(TASK OBJECTIVE):
Word for word, copy the records that follow.

[Data records for software interfaces]
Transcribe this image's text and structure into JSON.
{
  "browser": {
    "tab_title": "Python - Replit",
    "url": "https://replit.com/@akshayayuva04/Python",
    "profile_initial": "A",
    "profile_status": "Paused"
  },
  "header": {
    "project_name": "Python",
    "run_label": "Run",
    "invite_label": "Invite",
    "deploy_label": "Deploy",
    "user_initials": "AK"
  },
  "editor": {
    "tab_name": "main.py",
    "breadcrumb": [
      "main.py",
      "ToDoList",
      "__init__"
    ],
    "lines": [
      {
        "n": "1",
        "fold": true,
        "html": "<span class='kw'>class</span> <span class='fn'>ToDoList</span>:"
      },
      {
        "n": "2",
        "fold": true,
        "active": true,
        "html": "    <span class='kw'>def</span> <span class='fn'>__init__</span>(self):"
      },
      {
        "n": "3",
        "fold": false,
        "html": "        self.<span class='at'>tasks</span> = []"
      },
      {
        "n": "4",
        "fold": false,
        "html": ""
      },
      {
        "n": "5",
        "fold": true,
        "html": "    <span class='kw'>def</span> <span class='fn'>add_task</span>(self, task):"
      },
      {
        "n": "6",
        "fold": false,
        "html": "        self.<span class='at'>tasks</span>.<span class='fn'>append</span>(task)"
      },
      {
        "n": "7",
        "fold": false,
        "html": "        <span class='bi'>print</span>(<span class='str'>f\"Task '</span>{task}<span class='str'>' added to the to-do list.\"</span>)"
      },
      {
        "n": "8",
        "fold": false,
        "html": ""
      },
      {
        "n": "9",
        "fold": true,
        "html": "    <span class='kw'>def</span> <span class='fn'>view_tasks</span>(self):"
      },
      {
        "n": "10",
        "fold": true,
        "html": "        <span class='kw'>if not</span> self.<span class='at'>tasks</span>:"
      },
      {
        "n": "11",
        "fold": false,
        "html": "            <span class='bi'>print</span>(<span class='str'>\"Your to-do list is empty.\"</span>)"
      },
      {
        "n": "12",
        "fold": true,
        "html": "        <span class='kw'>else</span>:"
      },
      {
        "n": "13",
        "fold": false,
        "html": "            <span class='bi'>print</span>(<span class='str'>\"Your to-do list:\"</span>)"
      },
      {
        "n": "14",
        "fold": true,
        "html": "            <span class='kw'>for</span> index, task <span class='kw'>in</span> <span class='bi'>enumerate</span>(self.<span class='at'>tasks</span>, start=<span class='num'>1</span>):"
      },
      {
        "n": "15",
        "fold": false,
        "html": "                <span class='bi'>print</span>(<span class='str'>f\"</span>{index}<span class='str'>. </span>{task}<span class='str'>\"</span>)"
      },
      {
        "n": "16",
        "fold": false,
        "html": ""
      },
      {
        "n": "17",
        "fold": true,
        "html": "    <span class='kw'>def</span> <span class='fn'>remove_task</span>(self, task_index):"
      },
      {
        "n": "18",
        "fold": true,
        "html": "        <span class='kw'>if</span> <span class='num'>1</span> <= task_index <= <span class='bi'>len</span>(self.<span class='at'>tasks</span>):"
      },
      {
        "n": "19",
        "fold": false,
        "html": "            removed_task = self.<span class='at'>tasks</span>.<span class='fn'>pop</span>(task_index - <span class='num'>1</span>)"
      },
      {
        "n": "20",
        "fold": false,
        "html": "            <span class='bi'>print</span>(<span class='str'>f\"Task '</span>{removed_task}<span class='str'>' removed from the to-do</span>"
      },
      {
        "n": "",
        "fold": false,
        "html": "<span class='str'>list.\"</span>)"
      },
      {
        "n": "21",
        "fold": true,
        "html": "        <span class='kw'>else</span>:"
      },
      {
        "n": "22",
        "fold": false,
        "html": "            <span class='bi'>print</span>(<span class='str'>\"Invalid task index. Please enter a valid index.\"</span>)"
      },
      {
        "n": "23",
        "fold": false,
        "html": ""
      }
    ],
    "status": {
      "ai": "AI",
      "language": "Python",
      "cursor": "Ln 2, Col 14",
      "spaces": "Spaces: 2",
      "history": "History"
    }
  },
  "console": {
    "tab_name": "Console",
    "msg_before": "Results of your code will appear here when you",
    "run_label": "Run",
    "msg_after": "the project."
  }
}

(OUTPUT FOR THIS TASK):
Transcribe this image's text and structure into JSON.
{
  "browser": {
    "tab_title": "Python - Replit",
    "url": "https://replit.com/@akshayayuva04/Python",
    "profile_initial": "A",
    "profile_status": "Paused"
  },
  "header": {
    "project_name": "Python",
    "run_label": "Run",
    "invite_label": "Invite",
    "deploy_label": "Deploy",
    "user_initials": "AK"
  },
  "editor": {
    "tab_name": "main.py",
    "breadcrumb": [
      "main.py",
      "ToDoList",
      "__init__"
    ],
    "lines": [
      {
        "n": "1",
        "fold": true,
        "html": "<span class='kw'>class</span> <span class='fn'>ToDoList</span>:"
      },
      {
        "n": "2",
        "fold": true,
        "active": true,
        "html": "    <span class='kw'>def</span> <span class='fn'>__init__</span>(self):"
      },
      {
        "n": "3",
        "fold": false,
        "html": "        self.<span class='at'>tasks</span> = []"
      },
      {
        "n": "4",
        "fold": false,
        "html": ""
      },
      {
        "n": "5",
        "fold": true,
        "html": "    <span class='kw'>def</span> <span class='fn'>add_task</span>(self, task):"
      },
      {
        "n": "6",
        "fold": false,
        "html": "        self.<span class='at'>tasks</span>.<span class='fn'>append</span>(task)"
      },
      {
        "n": "7",
        "fold": false,
        "html": "        <span class='bi'>print</span>(<span class='str'>f\"Task '</span>{task}<span class='str'>' added to the to-do list.\"</span>)"
      },
      {
        "n": "8",
        "fold": false,
        "html": ""
      },
      {
        "n": "9",
        "fold": true,
        "html": "    <span class='kw'>def</span> <span class='fn'>view_tasks</span>(self):"
      },
      {
        "n": "10",
        "fold": true,
        "html": "        <span class='kw'>if not</span> self.<span class='at'>tasks</span>:"
      },
      {
        "n": "11",
        "fold": false,
        "html": "            <span class='bi'>print</span>(<span class='str'>\"Your to-do list is empty.\"</span>)"
      },
      {
        "n": "12",
        "fold": true,
        "html": "        <span class='kw'>else</span>:"
      },
      {
        "n": "13",
        "fold": false,
        "html": "            <span class='bi'>print</span>(<span class='str'>\"Your to-do list:\"</span>)"
      },
      {
        "n": "14",
        "fold": true,
        "html": "            <span class='kw'>for</span> index, task <span class='kw'>in</span> <span class='bi'>enumerate</span>(self.<span class='at'>tasks</span>, start=<span class='num'>1</span>):"
      },
      {
        "n": "15",
        "fold": false,
        "html": "                <span class='bi'>print</span>(<span class='str'>f\"</span>{index}<span class='str'>. </span>{task}<span class='str'>\"</span>)"
      },
      {
        "n": "16",
        "fold": false,
        "html": ""
      },
      {
        "n": "17",
        "fold": true,
        "html": "    <span class='kw'>def</span> <span class='fn'>remove_task</span>(self, task_index):"
      },
      {
        "n": "18",
        "fold": true,
        "html": "        <span class='kw'>if</span> <span class='num'>1</span> <= task_index <= <span class='bi'>len</span>(self.<span class='at'>tasks</span>):"
      },
      {
        "n": "19",
        "fold": false,
        "html": "            removed_task = self.<span class='at'>tasks</span>.<span class='fn'>pop</span>(task_index - <span class='num'>1</span>)"
      },
      {
        "n": "20",
        "fold": false,
        "html": "            <span class='bi'>print</span>(<span class='str'>f\"Task '</span>{removed_task}<span class='str'>' removed from the to-do</span>"
      },
      {
        "n": "",
        "fold": false,
        "html": "<span class='str'>list.\"</span>)"
      },
      {
        "n": "21",
        "fold": true,
        "html": "        <span class='kw'>else</span>:"
      },
      {
        "n": "22",
        "fold": false,
        "html": "            <span class='bi'>print</span>(<span class='str'>\"Invalid task index. Please enter a valid index.\"</span>)"
      },
      {
        "n": "23",
        "fold": false,
        "html": ""
      }
    ],
    "status": {
      "ai": "AI",
      "language": "Python",
      "cursor": "Ln 2, Col 14",
      "spaces": "Spaces: 2",
      "history": "History"
    }
  },
  "console": {
    "tab_name": "Console",
    "msg_before": "Results of your code will appear here when you",
    "run_label": "Run",
    "msg_after": "the project."
  }
}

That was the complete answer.